(CN) - A challenge to the government's use of pseudonyms and secret email addresses in response to public records request has all but ended with a federal judge finding overall compliance.
Think tank Competitive Enterprise Institute (CEI) filed requests under the Freedom of Information Act in 2012 after revelations that Environmental Protection Agency officials used secret email accounts to conduct government business and skirt public disclosure laws. The libertarian group specifically demanded information of administrator Lisa Jackson's use of a secret email address and alias "Richard Windsor" to evade FOIA requests.
The agency produced over 10,000 records in response to CEI's request as well as two sample Vaughn indices, which offer justifications for why it withheld some records. Unsatisfied, CEI demanded that the EPA reprocess all withheld documents and provide full explanations for why the records were withheld.
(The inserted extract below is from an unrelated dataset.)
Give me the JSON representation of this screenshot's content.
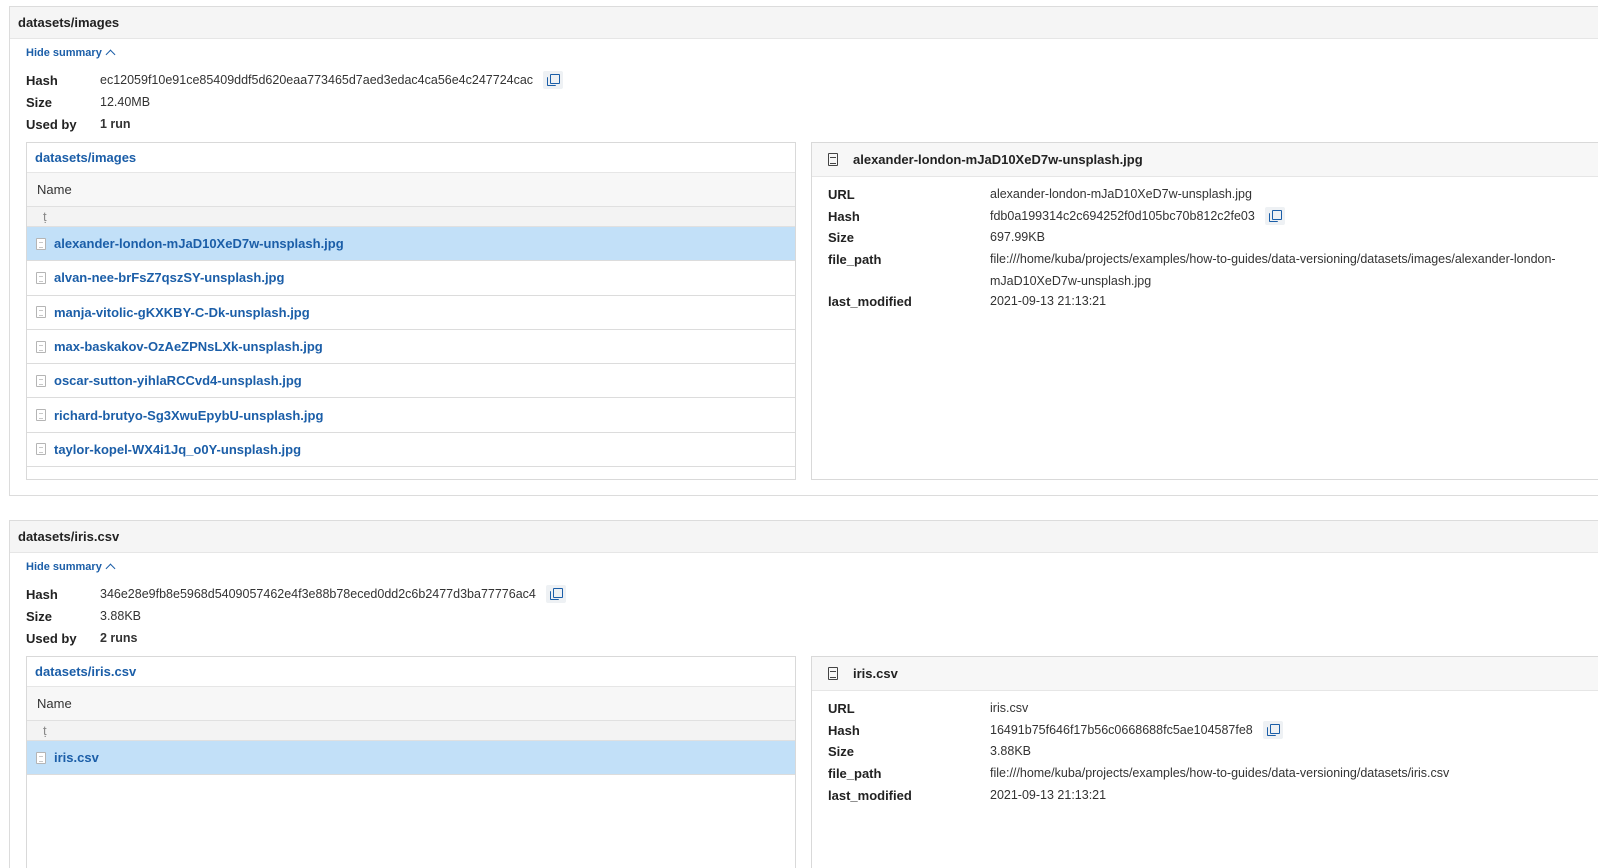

U.S. District Judge James Boasberg found Wednesday that the EPA performed an adequate search for the records in question.
"Hazy allegations of administrative malfeasance may sound incriminating, but the court requires concrete, specific challenges to the sufficiency of EPA's search in order to deny the agency summary judgment on this point," Boasberg wrote. "CEI has failed to provide them, and so the court finds summary judgment proper on the adequacy of the search."
The sample Vaughn indices also passed muster with the judge, though he ordered the agency to disclose information regarding former EPA administrator Carol Browner - more recently an adviser to the Obama administration. Regulators argued that Browner's White House email address was protected information to "avoid potential unsolicited communications."
Though he called the question "close," Boasberg disagreed.
"It is clear that White House staff have a powerful privacy interest in their work email addresses while they are employed, but it is less certain whether much interest remains after they have left the government," he wrote. "At the same time, although the public interest in the specific spelling of an inactive address might seem minor, this entire case began because an EPA official was using an alternative work email address under a previously unknown alias. There is a public interest, therefore, in knowing whether Browner used her personal or official email address to communicate with EPA and whether the official email address she used reflected her real name or an alias, both for the sake of future FOIA requesters and for those curious about White House compliance with federal record-keeping laws."
Records relating to Browner's official email address alone face release since the public has an interest only "in knowing whether Browner was using an official account under her own name or under an alias," the judge said.